Over the past 10 years, BP has paid tens of millions of dollars in fines and been implicated in four separate instances of criminal misconduct that could have prompted this far more serious action. Until now, the company's executives and their lawyers have fended off such a penalty by promising that BP would change its ways.
Yeah, that worked out swimmingly, didn’t it?
I don’t know why our regulatory agencies are content to let corporations like BP get away with repeated misconduct while looking the other way. Oh wait, yes I do know why. We all know why: it’s just another case of corporations infiltrating every aspect of our government. From regulatory capture to lobbying to astroturfing to outright bribery and graft, our government now represents corporate interests, not the peoples' interests. And this is the predictable result.

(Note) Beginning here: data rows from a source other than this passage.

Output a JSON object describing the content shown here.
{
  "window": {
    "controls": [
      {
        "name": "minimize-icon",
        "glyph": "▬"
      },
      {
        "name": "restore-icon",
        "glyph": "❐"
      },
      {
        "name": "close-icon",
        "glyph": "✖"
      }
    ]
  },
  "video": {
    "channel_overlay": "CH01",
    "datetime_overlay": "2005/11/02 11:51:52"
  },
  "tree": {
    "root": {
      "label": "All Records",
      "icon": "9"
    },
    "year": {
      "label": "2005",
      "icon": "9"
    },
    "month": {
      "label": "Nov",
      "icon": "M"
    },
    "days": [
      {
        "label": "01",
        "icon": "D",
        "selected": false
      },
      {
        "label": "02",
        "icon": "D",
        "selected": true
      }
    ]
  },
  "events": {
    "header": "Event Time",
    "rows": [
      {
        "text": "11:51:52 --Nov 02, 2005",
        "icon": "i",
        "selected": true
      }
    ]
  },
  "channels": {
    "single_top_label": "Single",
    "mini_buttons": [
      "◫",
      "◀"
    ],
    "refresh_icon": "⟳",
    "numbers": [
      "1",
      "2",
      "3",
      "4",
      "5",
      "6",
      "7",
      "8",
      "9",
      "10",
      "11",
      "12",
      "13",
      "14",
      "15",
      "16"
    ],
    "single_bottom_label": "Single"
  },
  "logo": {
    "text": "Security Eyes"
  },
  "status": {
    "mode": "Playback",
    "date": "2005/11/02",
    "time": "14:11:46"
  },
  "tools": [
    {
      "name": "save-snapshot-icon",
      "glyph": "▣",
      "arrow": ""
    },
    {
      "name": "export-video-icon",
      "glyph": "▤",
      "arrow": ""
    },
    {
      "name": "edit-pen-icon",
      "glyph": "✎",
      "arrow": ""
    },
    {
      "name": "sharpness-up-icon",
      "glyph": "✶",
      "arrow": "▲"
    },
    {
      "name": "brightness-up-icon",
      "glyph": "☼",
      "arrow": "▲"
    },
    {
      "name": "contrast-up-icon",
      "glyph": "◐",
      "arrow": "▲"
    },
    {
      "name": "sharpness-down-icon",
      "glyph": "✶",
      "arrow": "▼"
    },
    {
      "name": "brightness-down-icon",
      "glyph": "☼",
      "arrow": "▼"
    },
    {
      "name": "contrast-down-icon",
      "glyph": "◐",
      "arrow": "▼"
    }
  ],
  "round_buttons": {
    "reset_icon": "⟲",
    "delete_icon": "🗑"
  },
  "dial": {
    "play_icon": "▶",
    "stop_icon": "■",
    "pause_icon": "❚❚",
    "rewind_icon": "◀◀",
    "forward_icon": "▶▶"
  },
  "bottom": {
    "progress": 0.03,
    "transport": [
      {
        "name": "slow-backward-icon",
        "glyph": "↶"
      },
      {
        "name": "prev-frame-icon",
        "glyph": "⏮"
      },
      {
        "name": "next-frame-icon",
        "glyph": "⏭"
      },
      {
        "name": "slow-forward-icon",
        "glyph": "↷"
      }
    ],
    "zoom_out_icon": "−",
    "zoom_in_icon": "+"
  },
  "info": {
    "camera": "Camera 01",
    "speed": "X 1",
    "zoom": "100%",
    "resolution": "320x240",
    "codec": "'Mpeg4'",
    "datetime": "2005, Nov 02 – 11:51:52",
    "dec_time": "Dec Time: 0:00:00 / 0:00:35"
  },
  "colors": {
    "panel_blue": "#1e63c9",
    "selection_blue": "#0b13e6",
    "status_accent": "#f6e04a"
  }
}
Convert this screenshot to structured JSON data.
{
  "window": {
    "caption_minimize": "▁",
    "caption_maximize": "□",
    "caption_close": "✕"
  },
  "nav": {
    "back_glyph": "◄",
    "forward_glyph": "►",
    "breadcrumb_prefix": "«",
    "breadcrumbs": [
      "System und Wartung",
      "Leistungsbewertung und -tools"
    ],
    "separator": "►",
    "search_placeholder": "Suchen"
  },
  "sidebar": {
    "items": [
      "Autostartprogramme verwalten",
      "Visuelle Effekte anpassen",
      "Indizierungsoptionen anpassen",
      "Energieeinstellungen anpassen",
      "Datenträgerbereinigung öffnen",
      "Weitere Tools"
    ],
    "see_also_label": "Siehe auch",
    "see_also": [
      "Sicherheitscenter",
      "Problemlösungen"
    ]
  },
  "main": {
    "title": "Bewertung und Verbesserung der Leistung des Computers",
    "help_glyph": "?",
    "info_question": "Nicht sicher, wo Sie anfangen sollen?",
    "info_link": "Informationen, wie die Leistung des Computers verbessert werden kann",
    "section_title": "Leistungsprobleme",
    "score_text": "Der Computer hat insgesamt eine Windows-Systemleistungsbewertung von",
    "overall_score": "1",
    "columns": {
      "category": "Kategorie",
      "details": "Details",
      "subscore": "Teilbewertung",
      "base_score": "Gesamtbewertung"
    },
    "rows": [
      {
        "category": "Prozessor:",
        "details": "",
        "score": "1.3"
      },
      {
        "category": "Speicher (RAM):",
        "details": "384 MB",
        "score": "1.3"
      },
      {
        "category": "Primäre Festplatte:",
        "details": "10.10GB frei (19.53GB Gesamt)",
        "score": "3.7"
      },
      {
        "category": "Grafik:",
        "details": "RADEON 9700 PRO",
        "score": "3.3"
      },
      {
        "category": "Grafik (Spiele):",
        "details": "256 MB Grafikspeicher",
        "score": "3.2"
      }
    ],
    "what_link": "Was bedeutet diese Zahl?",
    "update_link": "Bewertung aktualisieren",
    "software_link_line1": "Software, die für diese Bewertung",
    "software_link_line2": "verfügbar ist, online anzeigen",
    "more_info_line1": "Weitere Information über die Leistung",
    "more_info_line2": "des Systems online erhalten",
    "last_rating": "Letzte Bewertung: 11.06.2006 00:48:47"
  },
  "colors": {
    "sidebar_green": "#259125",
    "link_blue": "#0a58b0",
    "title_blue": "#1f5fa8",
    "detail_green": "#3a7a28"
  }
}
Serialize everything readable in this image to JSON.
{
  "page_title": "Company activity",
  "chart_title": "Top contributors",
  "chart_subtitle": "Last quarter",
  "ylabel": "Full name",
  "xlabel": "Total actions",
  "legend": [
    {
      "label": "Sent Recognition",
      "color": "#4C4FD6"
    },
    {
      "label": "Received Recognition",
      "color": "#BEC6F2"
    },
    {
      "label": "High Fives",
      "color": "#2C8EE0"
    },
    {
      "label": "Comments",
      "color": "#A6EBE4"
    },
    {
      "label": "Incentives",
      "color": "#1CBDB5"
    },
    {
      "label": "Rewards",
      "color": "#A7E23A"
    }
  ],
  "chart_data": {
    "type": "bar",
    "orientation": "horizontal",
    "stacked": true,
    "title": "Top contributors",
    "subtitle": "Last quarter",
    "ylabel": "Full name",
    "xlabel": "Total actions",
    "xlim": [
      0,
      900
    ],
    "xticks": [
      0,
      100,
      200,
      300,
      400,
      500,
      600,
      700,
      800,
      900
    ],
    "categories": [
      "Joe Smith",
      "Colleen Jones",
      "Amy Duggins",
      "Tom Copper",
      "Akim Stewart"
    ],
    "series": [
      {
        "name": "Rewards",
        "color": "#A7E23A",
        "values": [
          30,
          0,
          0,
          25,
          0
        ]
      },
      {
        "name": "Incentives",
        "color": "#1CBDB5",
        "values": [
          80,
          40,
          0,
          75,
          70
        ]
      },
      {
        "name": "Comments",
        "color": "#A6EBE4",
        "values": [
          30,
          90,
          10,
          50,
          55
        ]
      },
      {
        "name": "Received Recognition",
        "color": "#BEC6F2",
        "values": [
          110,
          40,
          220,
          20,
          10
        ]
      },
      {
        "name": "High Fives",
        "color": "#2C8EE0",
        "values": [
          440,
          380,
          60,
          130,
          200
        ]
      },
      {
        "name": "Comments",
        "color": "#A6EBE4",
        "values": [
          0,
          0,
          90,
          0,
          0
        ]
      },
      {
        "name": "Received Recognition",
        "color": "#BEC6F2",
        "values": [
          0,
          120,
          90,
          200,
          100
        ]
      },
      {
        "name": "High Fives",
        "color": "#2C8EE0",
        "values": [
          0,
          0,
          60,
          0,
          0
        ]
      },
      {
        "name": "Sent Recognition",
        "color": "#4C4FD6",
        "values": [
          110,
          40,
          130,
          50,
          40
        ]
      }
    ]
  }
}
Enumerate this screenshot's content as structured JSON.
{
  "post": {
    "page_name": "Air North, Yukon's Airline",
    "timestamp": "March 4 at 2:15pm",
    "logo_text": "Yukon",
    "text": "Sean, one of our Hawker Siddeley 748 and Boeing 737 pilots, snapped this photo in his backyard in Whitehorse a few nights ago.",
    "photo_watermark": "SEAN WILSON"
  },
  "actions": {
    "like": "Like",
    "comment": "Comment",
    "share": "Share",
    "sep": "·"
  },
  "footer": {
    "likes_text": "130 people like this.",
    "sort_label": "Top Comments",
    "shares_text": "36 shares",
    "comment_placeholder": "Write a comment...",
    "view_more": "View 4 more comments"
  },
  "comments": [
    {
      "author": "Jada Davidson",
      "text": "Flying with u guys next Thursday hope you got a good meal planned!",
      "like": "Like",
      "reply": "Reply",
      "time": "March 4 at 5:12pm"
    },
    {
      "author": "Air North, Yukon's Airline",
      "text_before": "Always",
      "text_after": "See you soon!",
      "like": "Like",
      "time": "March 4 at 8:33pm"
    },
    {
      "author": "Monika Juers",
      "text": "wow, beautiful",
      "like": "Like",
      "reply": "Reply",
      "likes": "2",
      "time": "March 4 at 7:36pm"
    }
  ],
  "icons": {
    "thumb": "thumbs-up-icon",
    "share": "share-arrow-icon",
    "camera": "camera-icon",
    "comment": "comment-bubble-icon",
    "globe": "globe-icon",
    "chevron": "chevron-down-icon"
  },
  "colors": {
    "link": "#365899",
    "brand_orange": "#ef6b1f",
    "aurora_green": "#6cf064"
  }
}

However, it’s the only government we’ve got, and we do have the power to change it. I love right wingers who tell me this is all an example of how “government doesn’t work,” when in fact it is the corporate interests which have corrupted government to begin with. So what are we supposed to do, turn our government over to the fraudsters? Plus, I may not be able to influence BP’s board of directors but I sure as hell have a say over who represents me in Washington.
Anyway, the government can suspend all of its contracts with BP via discretionary debarment:
Federal law allows agencies to suspend or bar from government contracts companies that engage in fraudulent, reckless or criminal conduct. The sanctions can be applied to a single facility or an entire corporation. Government agencies have the power to forbid a company to collect any benefit from the federal government in the forms of contracts, land leases, drilling rights, or loans.
The most serious, sweeping kind of suspension is called "discretionary debarment" and it is applied to an entire company. If this were imposed on BP, it would cancel not only the company's contracts to sell fuel to the military but prohibit BP from leasing or renewing drilling leases on federal land. In the worst cast, it could also lead to the cancellation of BP's existing federal leases, worth billions of dollars.
Yes that's right. You folks diligently boycotting BP in a show of solidarity with our neighbors on the Gulf Coast might like to know that the U.S. government is currently giving billions of your tax dollars to BP to fuel our military. How many billions? This report I've linked to estimates around $4.6 billion over the past 10 years.
Yes that would be the same military currently deployed in the Middle East to protect "our" (read: BP and other western oil companies) access to oil. Wow, wrap your ahead around that one for a second. All of which leads most folks to believe that a full-scale discretionary debarment won't happen:
Discretionary debarment is a step that government investigators have long sought to avoid, and which many experts had considered highly unlikely because BP is a major supplier of fuel to the U.S. military. The company could petition U.S. courts for an exception, arguing that ending that contract is a national security risk. That segment of BP's business alone was worth roughly $4.6 billion over the last decade, according to the government contracts website USAspending.gov.
Yeah, see when you've got the world's largest military deployed around far-flung reaches of the globe and that military needs the juice, then a little thing like an eco-disaster in the Gulf of Mexico probably doesn't amount to a hill of beans. Our military needs its juice, because the juice is what enables us to protect the West's access to oil.
Got that? No wonder our empire is crumbling. It is being crushed by the staggering weight of its own stupidity.
Anyway, if you’d really like to punish BP for its reckless behavior, you might start with this petition advocating debarment. It's worth a shot.